OTTAWA - The country's top court has dismissed an appeal by an Irving-owned company challenging a multibillion-dollar submarine maintenance contract that went to a competing firm.
As is its usual practice, the Supreme Court of Canada did not give reasons for its decision not to hear the case.
Irving Shipbuilding Inc. of New Brunswick sued the federal government in 2007 after Ottawa informally awarded the first phase of the $1.5-billion contract to B.C.-based Canadian Submarine Management Group.
The Federal Court of Appeal ruled in April the shipbuilder did not have standing to ask for such a review, which was based on suspicions there was bias involved in the contract decision.
The Irving company filed an application with the high court last June.
The Irvings had contended the decision to shut down the legal review limits the ability of all companies to protest government contract decisions.
The contract was put on hold for about a year while the matter was reviewed. But in the end, the Defence Department made it clear that it had no intention of changing its decision.
Irving cried foul because Weir Canada Inc., a partner of the winning bidder, drew up initial plans for the contract's statement of work. The Irving group called that a conflict of interest.
Irving was prime contractor in the construction of Canada's fleet of patrol frigates.
Canadian Submarine Management Group plans to do most of the refit and upgrade work at the Victoria Shipyards on the West Coast.
The former Liberal government bought the used diesel-electric boats from the British in 1997 and a decade later only one - HMCS Corner Brook - is near operational.
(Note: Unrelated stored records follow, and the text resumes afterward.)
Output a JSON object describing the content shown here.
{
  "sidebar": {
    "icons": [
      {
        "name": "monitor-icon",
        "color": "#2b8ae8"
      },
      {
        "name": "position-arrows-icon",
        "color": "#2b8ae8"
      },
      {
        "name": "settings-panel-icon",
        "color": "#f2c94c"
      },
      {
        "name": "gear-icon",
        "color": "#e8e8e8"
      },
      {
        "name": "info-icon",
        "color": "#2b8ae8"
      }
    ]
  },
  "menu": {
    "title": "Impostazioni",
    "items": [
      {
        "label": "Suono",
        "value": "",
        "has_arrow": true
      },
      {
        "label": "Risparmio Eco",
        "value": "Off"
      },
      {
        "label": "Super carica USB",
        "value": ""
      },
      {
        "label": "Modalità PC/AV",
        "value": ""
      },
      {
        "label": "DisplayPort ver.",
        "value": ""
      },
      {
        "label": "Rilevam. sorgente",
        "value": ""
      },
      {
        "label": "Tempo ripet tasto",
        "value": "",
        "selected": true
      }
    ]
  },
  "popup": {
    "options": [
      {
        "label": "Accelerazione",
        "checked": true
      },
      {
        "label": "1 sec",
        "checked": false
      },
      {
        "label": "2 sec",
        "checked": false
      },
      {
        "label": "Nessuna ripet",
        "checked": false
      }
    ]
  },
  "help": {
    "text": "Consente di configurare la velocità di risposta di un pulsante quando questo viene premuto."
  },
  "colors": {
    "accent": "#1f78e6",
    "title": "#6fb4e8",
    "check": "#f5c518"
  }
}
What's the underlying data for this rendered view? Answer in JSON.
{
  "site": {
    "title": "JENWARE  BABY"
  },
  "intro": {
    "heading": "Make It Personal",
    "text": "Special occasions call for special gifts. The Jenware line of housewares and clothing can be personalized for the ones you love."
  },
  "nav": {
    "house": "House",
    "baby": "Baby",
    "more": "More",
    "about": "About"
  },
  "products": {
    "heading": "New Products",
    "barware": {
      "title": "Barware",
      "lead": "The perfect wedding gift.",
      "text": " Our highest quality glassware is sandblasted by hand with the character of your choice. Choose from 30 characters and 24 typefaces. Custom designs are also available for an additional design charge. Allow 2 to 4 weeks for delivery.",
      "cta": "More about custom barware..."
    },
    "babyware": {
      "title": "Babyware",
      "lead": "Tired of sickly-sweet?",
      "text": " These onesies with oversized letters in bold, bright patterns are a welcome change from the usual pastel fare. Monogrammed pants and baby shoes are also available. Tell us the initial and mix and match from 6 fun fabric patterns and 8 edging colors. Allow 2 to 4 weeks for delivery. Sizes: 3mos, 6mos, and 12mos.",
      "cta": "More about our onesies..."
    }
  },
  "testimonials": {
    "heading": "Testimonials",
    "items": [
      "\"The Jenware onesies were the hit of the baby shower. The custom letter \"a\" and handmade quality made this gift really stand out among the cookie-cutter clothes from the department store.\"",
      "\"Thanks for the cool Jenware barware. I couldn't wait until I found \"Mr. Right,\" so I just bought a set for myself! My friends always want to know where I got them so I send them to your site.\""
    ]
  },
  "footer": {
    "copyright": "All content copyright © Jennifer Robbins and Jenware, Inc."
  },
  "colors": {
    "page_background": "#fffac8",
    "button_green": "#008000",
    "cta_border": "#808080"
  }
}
HMCS Chicoutimi was sidelined by a fatal fire in 2004. Both HMCS Windsor and HMCS Victoria are undergoing maintenance.